----- DATASET ENTRIES

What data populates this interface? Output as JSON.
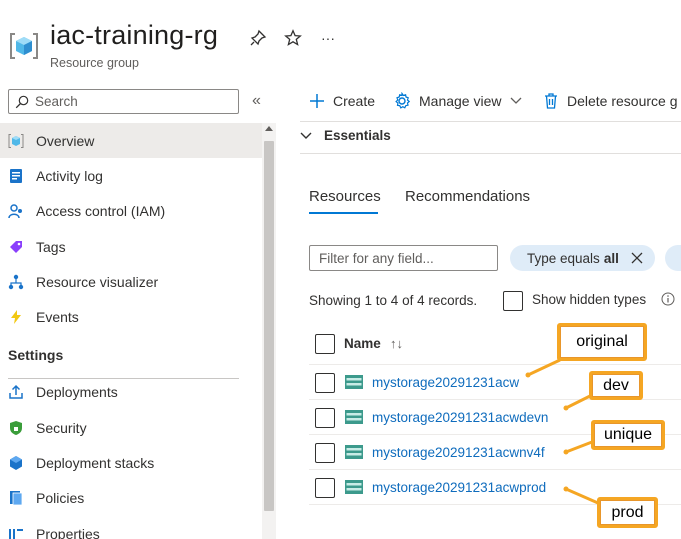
{
  "header": {
    "title": "iac-training-rg",
    "subtitle": "Resource group",
    "more_label": "···"
  },
  "sidebar": {
    "search_placeholder": "Search",
    "collapse_label": "«",
    "items": [
      {
        "label": "Overview",
        "icon": "overview-icon",
        "active": true
      },
      {
        "label": "Activity log",
        "icon": "activity-log-icon"
      },
      {
        "label": "Access control (IAM)",
        "icon": "people-icon"
      },
      {
        "label": "Tags",
        "icon": "tag-icon"
      },
      {
        "label": "Resource visualizer",
        "icon": "visualizer-icon"
      },
      {
        "label": "Events",
        "icon": "lightning-icon"
      }
    ],
    "section_settings": "Settings",
    "settings_items": [
      {
        "label": "Deployments",
        "icon": "deployments-icon"
      },
      {
        "label": "Security",
        "icon": "shield-icon"
      },
      {
        "label": "Deployment stacks",
        "icon": "stacks-icon"
      },
      {
        "label": "Policies",
        "icon": "policies-icon"
      },
      {
        "label": "Properties",
        "icon": "properties-icon"
      }
    ]
  },
  "toolbar": {
    "create_label": "Create",
    "manage_view_label": "Manage view",
    "delete_label": "Delete resource g"
  },
  "essentials": {
    "label": "Essentials"
  },
  "tabs": [
    {
      "label": "Resources",
      "active": true
    },
    {
      "label": "Recommendations"
    }
  ],
  "filter": {
    "placeholder": "Filter for any field...",
    "pill_prefix": "Type equals",
    "pill_value": "all"
  },
  "records": {
    "text": "Showing 1 to 4 of 4 records.",
    "show_hidden_label": "Show hidden types"
  },
  "table": {
    "column_name": "Name",
    "sort_indicator": "↑↓",
    "rows": [
      {
        "name": "mystorage20291231acw"
      },
      {
        "name": "mystorage20291231acwdevn"
      },
      {
        "name": "mystorage20291231acwnv4f"
      },
      {
        "name": "mystorage20291231acwprod"
      }
    ]
  },
  "callouts": {
    "original": "original",
    "dev": "dev",
    "unique": "unique",
    "prod": "prod"
  },
  "colors": {
    "accent": "#0078d4",
    "link": "#0f6cbd",
    "callout_border": "#f5a623",
    "active_nav": "#edebe9",
    "pill_bg": "#dfecf8"
  }
}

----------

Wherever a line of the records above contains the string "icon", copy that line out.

        "icon": "overview-icon",
        "icon": "activity-log-icon"
        "icon": "people-icon"
        "icon": "tag-icon"
        "icon": "visualizer-icon"
        "icon": "lightning-icon"
        "icon": "deployments-icon"
        "icon": "shield-icon"
        "icon": "stacks-icon"
        "icon": "policies-icon"
        "icon": "properties-icon"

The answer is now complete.